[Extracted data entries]
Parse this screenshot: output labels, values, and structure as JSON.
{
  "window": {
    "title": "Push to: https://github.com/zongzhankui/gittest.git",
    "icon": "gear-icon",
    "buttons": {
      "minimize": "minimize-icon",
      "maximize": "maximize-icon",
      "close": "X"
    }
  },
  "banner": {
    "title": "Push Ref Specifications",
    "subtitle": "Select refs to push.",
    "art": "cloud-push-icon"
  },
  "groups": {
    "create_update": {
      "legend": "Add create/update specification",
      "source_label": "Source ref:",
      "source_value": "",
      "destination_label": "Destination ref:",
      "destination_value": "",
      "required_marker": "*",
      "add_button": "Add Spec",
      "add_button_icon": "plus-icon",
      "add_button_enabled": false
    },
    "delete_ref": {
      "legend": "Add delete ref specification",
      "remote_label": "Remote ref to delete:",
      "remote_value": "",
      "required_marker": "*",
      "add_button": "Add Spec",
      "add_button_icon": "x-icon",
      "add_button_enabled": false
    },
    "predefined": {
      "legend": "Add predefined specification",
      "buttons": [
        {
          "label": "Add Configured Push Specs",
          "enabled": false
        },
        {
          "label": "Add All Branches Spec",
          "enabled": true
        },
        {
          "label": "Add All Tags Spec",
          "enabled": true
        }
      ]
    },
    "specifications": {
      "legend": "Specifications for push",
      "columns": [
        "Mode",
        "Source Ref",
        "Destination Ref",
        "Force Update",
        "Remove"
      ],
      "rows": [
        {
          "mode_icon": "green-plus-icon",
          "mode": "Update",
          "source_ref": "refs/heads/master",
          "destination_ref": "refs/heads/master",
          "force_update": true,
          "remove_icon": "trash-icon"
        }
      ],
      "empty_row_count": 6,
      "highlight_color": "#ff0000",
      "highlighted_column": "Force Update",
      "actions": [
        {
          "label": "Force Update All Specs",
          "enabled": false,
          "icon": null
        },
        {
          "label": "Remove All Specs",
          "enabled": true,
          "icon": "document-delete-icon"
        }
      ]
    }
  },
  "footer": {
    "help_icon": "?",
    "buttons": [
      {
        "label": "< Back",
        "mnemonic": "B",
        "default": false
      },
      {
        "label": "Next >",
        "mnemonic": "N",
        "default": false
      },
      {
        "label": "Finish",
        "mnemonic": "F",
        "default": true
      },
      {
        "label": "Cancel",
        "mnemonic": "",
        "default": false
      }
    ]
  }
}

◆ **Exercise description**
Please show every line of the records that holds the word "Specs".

◆ **Written solution**
          "label": "Add Configured Push Specs",
          "label": "Force Update All Specs",
          "label": "Remove All Specs",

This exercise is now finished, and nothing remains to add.